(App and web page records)
::::

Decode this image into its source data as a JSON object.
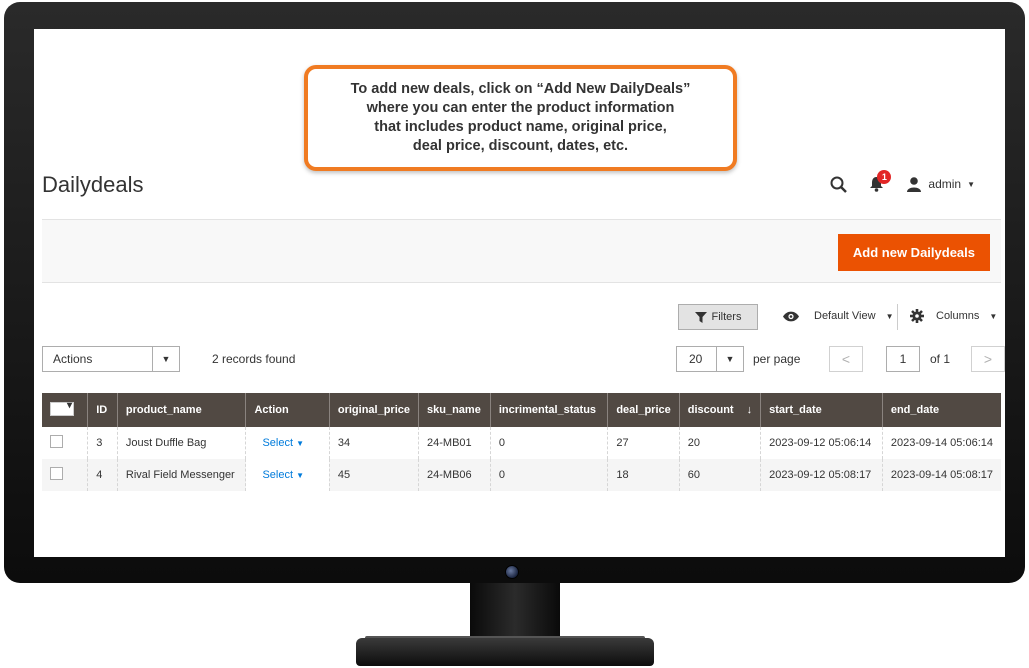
{
  "callout": {
    "lines": [
      "To add new deals, click on “Add New DailyDeals”",
      "where you can enter the product information",
      "that includes product name, original price,",
      "deal price, discount, dates, etc."
    ]
  },
  "header": {
    "title": "Dailydeals",
    "notification_count": "1",
    "user": "admin"
  },
  "toolbar": {
    "add_button_label": "Add new Dailydeals",
    "filters_label": "Filters",
    "view_label": "Default View",
    "columns_label": "Columns"
  },
  "grid_controls": {
    "actions_value": "Actions",
    "records_found": "2 records found",
    "per_page_value": "20",
    "per_page_label": "per page",
    "current_page": "1",
    "total_pages": "of 1",
    "prev_symbol": "<",
    "next_symbol": ">"
  },
  "table": {
    "columns": [
      "ID",
      "product_name",
      "Action",
      "original_price",
      "sku_name",
      "incrimental_status",
      "deal_price",
      "discount",
      "start_date",
      "end_date"
    ],
    "sort_indicator": "↓",
    "rows": [
      {
        "id": "3",
        "product_name": "Joust Duffle Bag",
        "action": "Select",
        "original_price": "34",
        "sku_name": "24-MB01",
        "incrimental_status": "0",
        "deal_price": "27",
        "discount": "20",
        "start_date": "2023-09-12 05:06:14",
        "end_date": "2023-09-14 05:06:14"
      },
      {
        "id": "4",
        "product_name": "Rival Field Messenger",
        "action": "Select",
        "original_price": "45",
        "sku_name": "24-MB06",
        "incrimental_status": "0",
        "deal_price": "18",
        "discount": "60",
        "start_date": "2023-09-12 05:08:17",
        "end_date": "2023-09-14 05:08:17"
      }
    ]
  },
  "colors": {
    "accent": "#eb5202",
    "callout_border": "#f07b22",
    "table_header": "#514943",
    "link": "#007bdb",
    "badge": "#e22626"
  },
  "icons": [
    "search-icon",
    "bell-icon",
    "user-icon",
    "filter-icon",
    "eye-icon",
    "gear-icon",
    "chevron-down-icon"
  ]
}
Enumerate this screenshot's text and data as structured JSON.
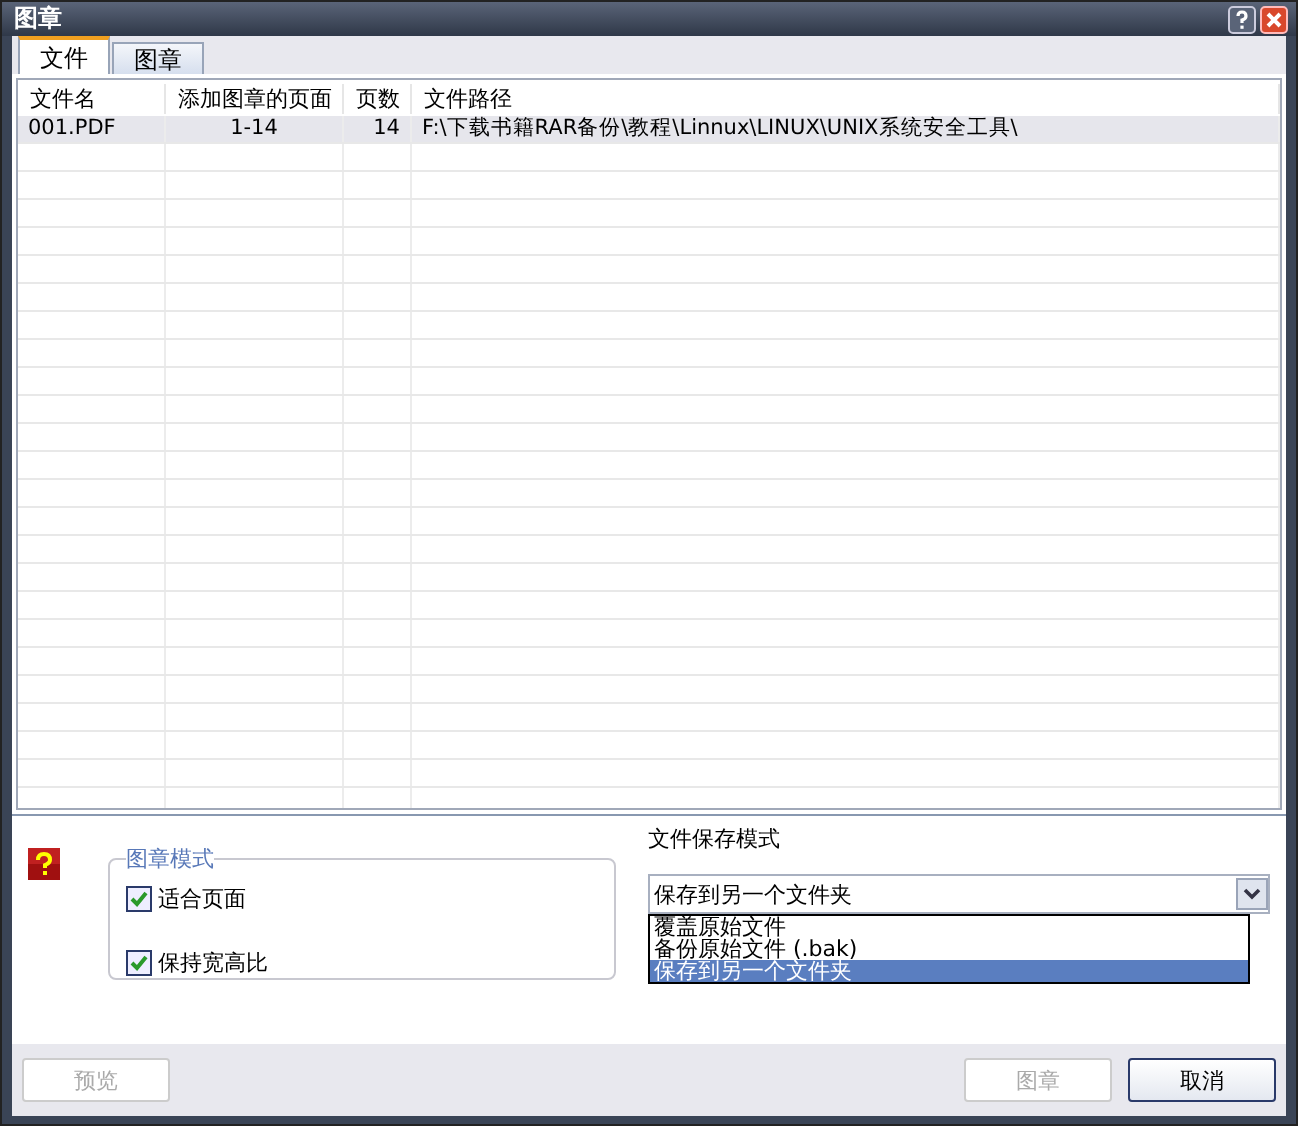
{
  "window": {
    "title": "图章"
  },
  "tabs": [
    {
      "label": "文件",
      "selected": true
    },
    {
      "label": "图章",
      "selected": false
    }
  ],
  "table": {
    "columns": [
      "文件名",
      "添加图章的页面",
      "页数",
      "文件路径"
    ],
    "rows": [
      {
        "selected": true,
        "cells": [
          "001.PDF",
          "1-14",
          "14",
          "F:\\下载书籍RAR备份\\教程\\Linnux\\LINUX\\UNIX系统安全工具\\"
        ]
      }
    ]
  },
  "stamp_mode": {
    "title": "图章模式",
    "options": [
      {
        "label": "适合页面",
        "checked": true
      },
      {
        "label": "保持宽高比",
        "checked": true
      }
    ]
  },
  "save_mode": {
    "label": "文件保存模式",
    "value": "保存到另一个文件夹",
    "expanded": true,
    "options": [
      {
        "label": "覆盖原始文件",
        "selected": false
      },
      {
        "label": "备份原始文件 (.bak)",
        "selected": false
      },
      {
        "label": "保存到另一个文件夹",
        "selected": true
      }
    ]
  },
  "buttons": [
    {
      "label": "预览",
      "disabled": true
    },
    {
      "label": "图章",
      "disabled": true
    },
    {
      "label": "取消",
      "disabled": false
    }
  ]
}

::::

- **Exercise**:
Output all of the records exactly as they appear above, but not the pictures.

- **Answer below**:
Decode this image into its source data as a JSON object.
{
  "callout": {
    "lines": [
      "To add new deals, click on “Add New DailyDeals”",
      "where you can enter the product information",
      "that includes product name, original price,",
      "deal price, discount, dates, etc."
    ]
  },
  "header": {
    "title": "Dailydeals",
    "notification_count": "1",
    "user": "admin"
  },
  "toolbar": {
    "add_button_label": "Add new Dailydeals",
    "filters_label": "Filters",
    "view_label": "Default View",
    "columns_label": "Columns"
  },
  "grid_controls": {
    "actions_value": "Actions",
    "records_found": "2 records found",
    "per_page_value": "20",
    "per_page_label": "per page",
    "current_page": "1",
    "total_pages": "of 1",
    "prev_symbol": "<",
    "next_symbol": ">"
  },
  "table": {
    "columns": [
      "ID",
      "product_name",
      "Action",
      "original_price",
      "sku_name",
      "incrimental_status",
      "deal_price",
      "discount",
      "start_date",
      "end_date"
    ],
    "sort_indicator": "↓",
    "rows": [
      {
        "id": "3",
        "product_name": "Joust Duffle Bag",
        "action": "Select",
        "original_price": "34",
        "sku_name": "24-MB01",
        "incrimental_status": "0",
        "deal_price": "27",
        "discount": "20",
        "start_date": "2023-09-12 05:06:14",
        "end_date": "2023-09-14 05:06:14"
      },
      {
        "id": "4",
        "product_name": "Rival Field Messenger",
        "action": "Select",
        "original_price": "45",
        "sku_name": "24-MB06",
        "incrimental_status": "0",
        "deal_price": "18",
        "discount": "60",
        "start_date": "2023-09-12 05:08:17",
        "end_date": "2023-09-14 05:08:17"
      }
    ]
  },
  "colors": {
    "accent": "#eb5202",
    "callout_border": "#f07b22",
    "table_header": "#514943",
    "link": "#007bdb",
    "badge": "#e22626"
  },
  "icons": [
    "search-icon",
    "bell-icon",
    "user-icon",
    "filter-icon",
    "eye-icon",
    "gear-icon",
    "chevron-down-icon"
  ]
}
Enumerate this screenshot's text and data as structured JSON.
{
  "window": {
    "title": "图章"
  },
  "tabs": [
    {
      "label": "文件",
      "selected": true
    },
    {
      "label": "图章",
      "selected": false
    }
  ],
  "table": {
    "columns": [
      "文件名",
      "添加图章的页面",
      "页数",
      "文件路径"
    ],
    "rows": [
      {
        "selected": true,
        "cells": [
          "001.PDF",
          "1-14",
          "14",
          "F:\\下载书籍RAR备份\\教程\\Linnux\\LINUX\\UNIX系统安全工具\\"
        ]
      }
    ]
  },
  "stamp_mode": {
    "title": "图章模式",
    "options": [
      {
        "label": "适合页面",
        "checked": true
      },
      {
        "label": "保持宽高比",
        "checked": true
      }
    ]
  },
  "save_mode": {
    "label": "文件保存模式",
    "value": "保存到另一个文件夹",
    "expanded": true,
    "options": [
      {
        "label": "覆盖原始文件",
        "selected": false
      },
      {
        "label": "备份原始文件 (.bak)",
        "selected": false
      },
      {
        "label": "保存到另一个文件夹",
        "selected": true
      }
    ]
  },
  "buttons": [
    {
      "label": "预览",
      "disabled": true
    },
    {
      "label": "图章",
      "disabled": true
    },
    {
      "label": "取消",
      "disabled": false
    }
  ]
}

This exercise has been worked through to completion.